The Resident IT Consultant is now recuperating with something a wee bit lighter. But I’d say, keep them coming! He – sort of – enjoys them.

Bone Talk

Candy Gourlay has always written about people from the Philippines, and in her third novel she has stepped even deeper into her country and further into its history. The result is absolutely magical.

Candy Gourlay, Bone Talk

Set in 1899 in a small village in the mountains, people live pretty much as they have always done. Ten-year-old Samkad and his friend Luki, who’s OK despite being a girl, play as they’ve always done, when the day comes for Samkad to become a man, i.e. to receive the ‘cut.’ They are very much bound by tradition and the older men rule the village.

They have deadly enemies – the Mangili – and are always on the look-out for them. It’s how you stay alive. But at ten Samkad isn’t quite as mature or knowledgeable as he thinks, as he discovers when many bad and surprising things happen in quick succession.

But of course in 1899 the whole country also have enemies, having been invaded by America. In Bone Talk the two worlds meet, and things will never be the same again. Samkad might have started out charmingly naïve, but he grows and does become a man, and it has little to do with the cut.

It’s hard to call a story about this difficult time lovely, especially considering that so many bad things happen. But it is lovely; a real must-read. While I really, really liked Candy’s first two novels, this rather surpasses them. There is truth in the saying that you should write about what you know, about your place, your country, your people.

Read Bone Talk, and discover the other side to the Philippines. The side we didn’t know.

Black Snow Falling

I raced through this very beautiful volume, to find out what it was really about. Had L J MacWhirter written a romance, or a horror story, or was it pure fantasy and /or science [fiction]?

L J MacWhirter, Black Snow Falling

Black Snow Falling features people who believe Earth is at the centre of the universe. Well it is the 16th century, so not too abnormal. But this can cause problems, as it might have done for dear old Copernicus.

It’s a kind of Cinderella situation, with a loving and sensible, but widowed, father who goes off somewhere, leaving his daughter Ruth with a wicked stepmother and some step-siblings, and this being 1592 there is always a risk of being married off to some ghastly man.

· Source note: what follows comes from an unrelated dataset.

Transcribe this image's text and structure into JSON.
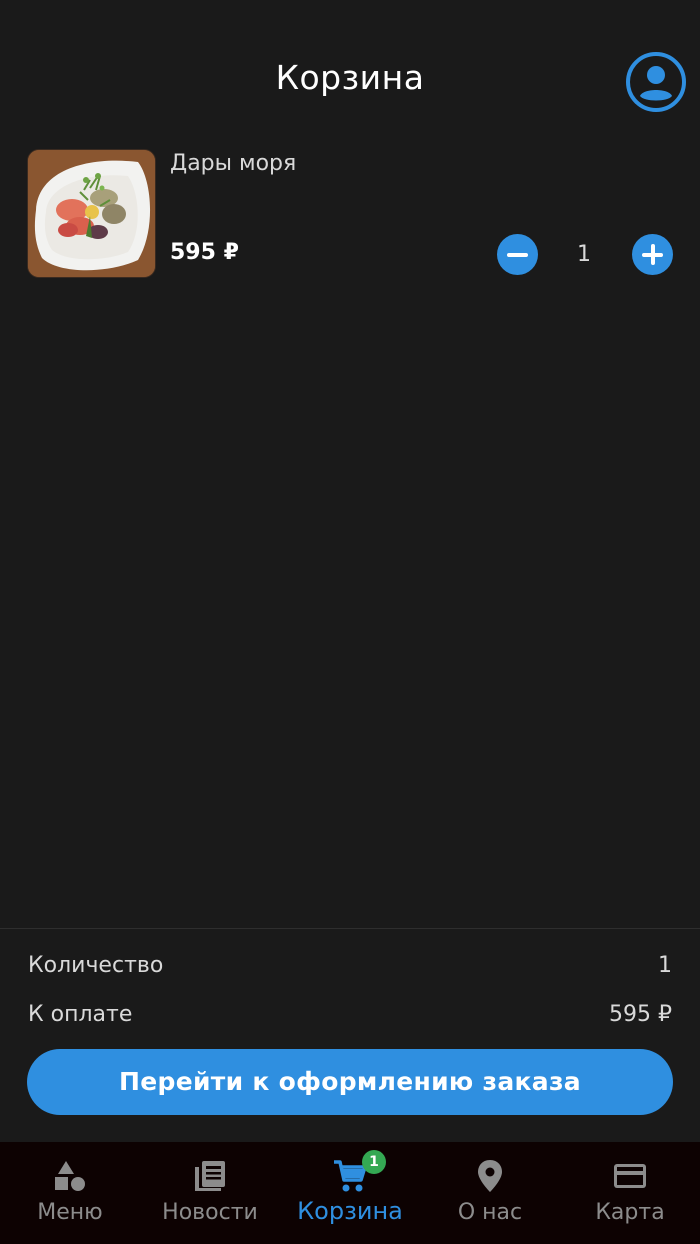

Some of the story happens in 1543, when Henry VIII visited Ruth’s home, except she wasn’t born then. He was between wives, and he would not tolerate any nonsense about the Sun being the centre of everything.

There are creatures who come at night and steal your dreams. There is much that seems inexplicable, but Ruth being a determined heroine type of girl (she skates, for instance), she sets out to find what goes wrong and to put it right.

I’m beginning to suspect I must have had a dream or two stolen from me at some point…

(One thing; any book with as gorgeous a design as Black Snow Falling ought to come with a ribbon bookmark, as well. That’s what I think…)